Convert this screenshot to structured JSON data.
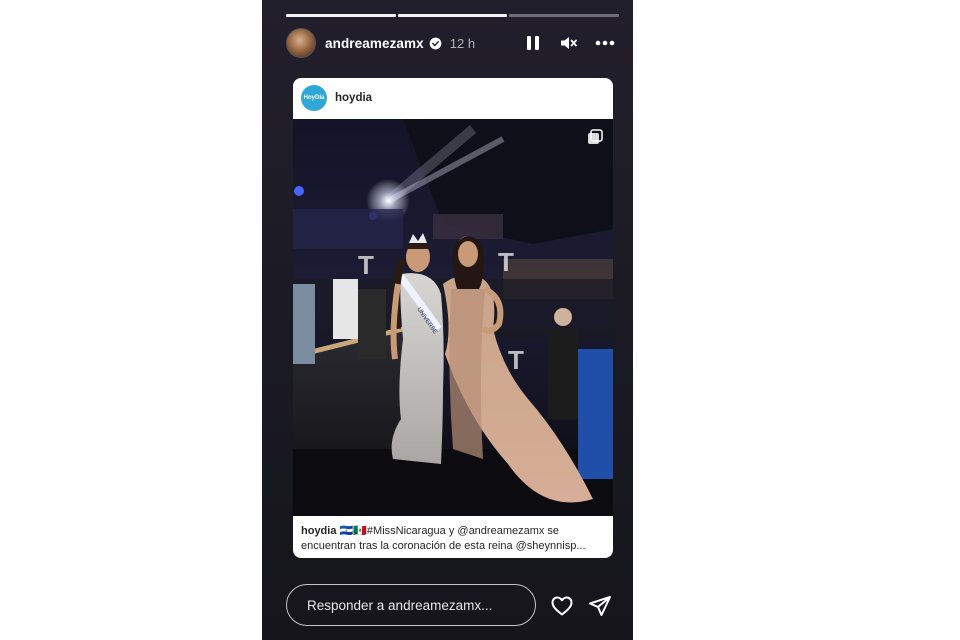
{
  "story": {
    "progress_segments": 3,
    "progress_done": 2,
    "user": {
      "username": "andreamezamx",
      "verified": true,
      "time_ago": "12 h"
    },
    "controls": {
      "pause_icon": "pause-icon",
      "mute_icon": "volume-muted-icon",
      "more_icon": "more-icon"
    }
  },
  "shared_post": {
    "account": "hoydia",
    "avatar_text": "HoyDía",
    "caption_user": "hoydia",
    "caption_flags": "🇸🇻🇲🇽",
    "caption_text": "#MissNicaragua y @andreamezamx se encuentran tras la coronación de esta reina @sheynnisp...",
    "sash_text": "UNIVERSE",
    "watermark": "T"
  },
  "reply": {
    "placeholder": "Responder a andreamezamx..."
  },
  "colors": {
    "story_bg": "#1c1b24",
    "card_bg": "#ffffff",
    "avatar_blue": "#2fa8d8"
  }
}
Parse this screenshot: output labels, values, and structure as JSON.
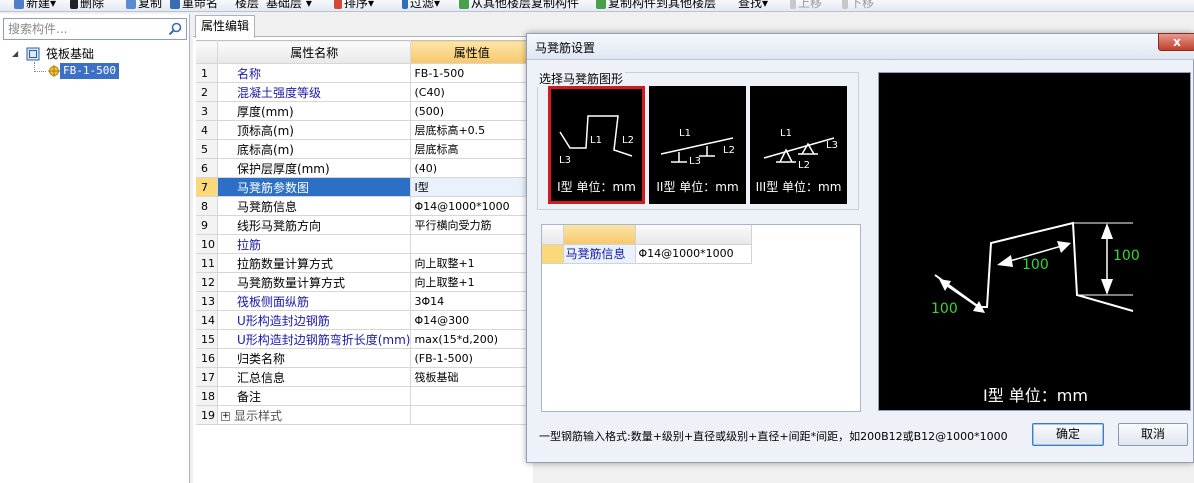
{
  "toolbar": {
    "items": [
      {
        "label": "新建",
        "suffix": "▾"
      },
      {
        "label": "删除"
      },
      {
        "label": "复制"
      },
      {
        "label": "重命名"
      },
      {
        "label": "楼层"
      },
      {
        "label": "基础层",
        "suffix": "▾"
      },
      {
        "label": "排序",
        "suffix": "▾"
      },
      {
        "label": "过滤",
        "suffix": "▾"
      },
      {
        "label": "从其他楼层复制构件"
      },
      {
        "label": "复制构件到其他楼层"
      },
      {
        "label": "查找",
        "suffix": "▾"
      },
      {
        "label": "上移"
      },
      {
        "label": "下移"
      }
    ]
  },
  "left_panel": {
    "search_placeholder": "搜索构件...",
    "tree": {
      "root_label": "筏板基础",
      "toggle": "◢",
      "child_label": "FB-1-500"
    }
  },
  "prop_panel": {
    "tab": "属性编辑",
    "col_name": "属性名称",
    "col_value": "属性值",
    "rows": [
      {
        "n": "1",
        "name": "名称",
        "value": "FB-1-500",
        "blue": true
      },
      {
        "n": "2",
        "name": "混凝土强度等级",
        "value": "(C40)",
        "blue": true
      },
      {
        "n": "3",
        "name": "厚度(mm)",
        "value": "(500)",
        "blue": false
      },
      {
        "n": "4",
        "name": "顶标高(m)",
        "value": "层底标高+0.5",
        "blue": false
      },
      {
        "n": "5",
        "name": "底标高(m)",
        "value": "层底标高",
        "blue": false
      },
      {
        "n": "6",
        "name": "保护层厚度(mm)",
        "value": "(40)",
        "blue": false
      },
      {
        "n": "7",
        "name": "马凳筋参数图",
        "value": "I型",
        "blue": false,
        "selected": true
      },
      {
        "n": "8",
        "name": "马凳筋信息",
        "value": "Φ14@1000*1000",
        "blue": false
      },
      {
        "n": "9",
        "name": "线形马凳筋方向",
        "value": "平行横向受力筋",
        "blue": false
      },
      {
        "n": "10",
        "name": "拉筋",
        "value": "",
        "blue": true
      },
      {
        "n": "11",
        "name": "拉筋数量计算方式",
        "value": "向上取整+1",
        "blue": false
      },
      {
        "n": "12",
        "name": "马凳筋数量计算方式",
        "value": "向上取整+1",
        "blue": false
      },
      {
        "n": "13",
        "name": "筏板侧面纵筋",
        "value": "3Φ14",
        "blue": true
      },
      {
        "n": "14",
        "name": "U形构造封边钢筋",
        "value": "Φ14@300",
        "blue": true
      },
      {
        "n": "15",
        "name": "U形构造封边钢筋弯折长度(mm)",
        "value": "max(15*d,200)",
        "blue": true
      },
      {
        "n": "16",
        "name": "归类名称",
        "value": "(FB-1-500)",
        "blue": false
      },
      {
        "n": "17",
        "name": "汇总信息",
        "value": "筏板基础",
        "blue": false
      },
      {
        "n": "18",
        "name": "备注",
        "value": "",
        "blue": false
      },
      {
        "n": "19",
        "name": "显示样式",
        "value": "",
        "blue": false,
        "expander": "+"
      }
    ]
  },
  "dialog": {
    "title": "马凳筋设置",
    "close": "x",
    "shape_group_label": "选择马凳筋图形",
    "shapes": [
      {
        "caption": "I型 单位：mm",
        "l1": "L1",
        "l2": "L2",
        "l3": "L3",
        "selected": true
      },
      {
        "caption": "II型 单位：mm",
        "l1": "L1",
        "l2": "L2",
        "l3": "L3",
        "selected": false
      },
      {
        "caption": "III型 单位：mm",
        "l1": "L1",
        "l2": "L2",
        "l3": "L3",
        "selected": false
      }
    ],
    "info_label": "马凳筋信息",
    "info_value": "Φ14@1000*1000",
    "preview": {
      "dim_top": "100",
      "dim_mid": "100",
      "dim_left": "100",
      "caption": "I型 单位：mm",
      "green": "#36d536"
    },
    "hint": "一型钢筋输入格式:数量+级别+直径或级别+直径+间距*间距，如200B12或B12@1000*1000",
    "ok": "确定",
    "cancel": "取消"
  }
}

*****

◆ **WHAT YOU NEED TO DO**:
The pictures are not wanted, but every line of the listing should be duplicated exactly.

◆ **OUTPUT FOR THIS EXERCISE**:
Convert this screenshot to structured JSON data.
{
  "story": {
    "progress_segments": 3,
    "progress_done": 2,
    "user": {
      "username": "andreamezamx",
      "verified": true,
      "time_ago": "12 h"
    },
    "controls": {
      "pause_icon": "pause-icon",
      "mute_icon": "volume-muted-icon",
      "more_icon": "more-icon"
    }
  },
  "shared_post": {
    "account": "hoydia",
    "avatar_text": "HoyDía",
    "caption_user": "hoydia",
    "caption_flags": "🇸🇻🇲🇽",
    "caption_text": "#MissNicaragua y @andreamezamx se encuentran tras la coronación de esta reina @sheynnisp...",
    "sash_text": "UNIVERSE",
    "watermark": "T"
  },
  "reply": {
    "placeholder": "Responder a andreamezamx..."
  },
  "colors": {
    "story_bg": "#1c1b24",
    "card_bg": "#ffffff",
    "avatar_blue": "#2fa8d8"
  }
}
Parse this screenshot: output labels, values, and structure as JSON.
{
  "toolbar": {
    "items": [
      {
        "label": "新建",
        "suffix": "▾"
      },
      {
        "label": "删除"
      },
      {
        "label": "复制"
      },
      {
        "label": "重命名"
      },
      {
        "label": "楼层"
      },
      {
        "label": "基础层",
        "suffix": "▾"
      },
      {
        "label": "排序",
        "suffix": "▾"
      },
      {
        "label": "过滤",
        "suffix": "▾"
      },
      {
        "label": "从其他楼层复制构件"
      },
      {
        "label": "复制构件到其他楼层"
      },
      {
        "label": "查找",
        "suffix": "▾"
      },
      {
        "label": "上移"
      },
      {
        "label": "下移"
      }
    ]
  },
  "left_panel": {
    "search_placeholder": "搜索构件...",
    "tree": {
      "root_label": "筏板基础",
      "toggle": "◢",
      "child_label": "FB-1-500"
    }
  },
  "prop_panel": {
    "tab": "属性编辑",
    "col_name": "属性名称",
    "col_value": "属性值",
    "rows": [
      {
        "n": "1",
        "name": "名称",
        "value": "FB-1-500",
        "blue": true
      },
      {
        "n": "2",
        "name": "混凝土强度等级",
        "value": "(C40)",
        "blue": true
      },
      {
        "n": "3",
        "name": "厚度(mm)",
        "value": "(500)",
        "blue": false
      },
      {
        "n": "4",
        "name": "顶标高(m)",
        "value": "层底标高+0.5",
        "blue": false
      },
      {
        "n": "5",
        "name": "底标高(m)",
        "value": "层底标高",
        "blue": false
      },
      {
        "n": "6",
        "name": "保护层厚度(mm)",
        "value": "(40)",
        "blue": false
      },
      {
        "n": "7",
        "name": "马凳筋参数图",
        "value": "I型",
        "blue": false,
        "selected": true
      },
      {
        "n": "8",
        "name": "马凳筋信息",
        "value": "Φ14@1000*1000",
        "blue": false
      },
      {
        "n": "9",
        "name": "线形马凳筋方向",
        "value": "平行横向受力筋",
        "blue": false
      },
      {
        "n": "10",
        "name": "拉筋",
        "value": "",
        "blue": true
      },
      {
        "n": "11",
        "name": "拉筋数量计算方式",
        "value": "向上取整+1",
        "blue": false
      },
      {
        "n": "12",
        "name": "马凳筋数量计算方式",
        "value": "向上取整+1",
        "blue": false
      },
      {
        "n": "13",
        "name": "筏板侧面纵筋",
        "value": "3Φ14",
        "blue": true
      },
      {
        "n": "14",
        "name": "U形构造封边钢筋",
        "value": "Φ14@300",
        "blue": true
      },
      {
        "n": "15",
        "name": "U形构造封边钢筋弯折长度(mm)",
        "value": "max(15*d,200)",
        "blue": true
      },
      {
        "n": "16",
        "name": "归类名称",
        "value": "(FB-1-500)",
        "blue": false
      },
      {
        "n": "17",
        "name": "汇总信息",
        "value": "筏板基础",
        "blue": false
      },
      {
        "n": "18",
        "name": "备注",
        "value": "",
        "blue": false
      },
      {
        "n": "19",
        "name": "显示样式",
        "value": "",
        "blue": false,
        "expander": "+"
      }
    ]
  },
  "dialog": {
    "title": "马凳筋设置",
    "close": "x",
    "shape_group_label": "选择马凳筋图形",
    "shapes": [
      {
        "caption": "I型 单位：mm",
        "l1": "L1",
        "l2": "L2",
        "l3": "L3",
        "selected": true
      },
      {
        "caption": "II型 单位：mm",
        "l1": "L1",
        "l2": "L2",
        "l3": "L3",
        "selected": false
      },
      {
        "caption": "III型 单位：mm",
        "l1": "L1",
        "l2": "L2",
        "l3": "L3",
        "selected": false
      }
    ],
    "info_label": "马凳筋信息",
    "info_value": "Φ14@1000*1000",
    "preview": {
      "dim_top": "100",
      "dim_mid": "100",
      "dim_left": "100",
      "caption": "I型 单位：mm",
      "green": "#36d536"
    },
    "hint": "一型钢筋输入格式:数量+级别+直径或级别+直径+间距*间距，如200B12或B12@1000*1000",
    "ok": "确定",
    "cancel": "取消"
  }
}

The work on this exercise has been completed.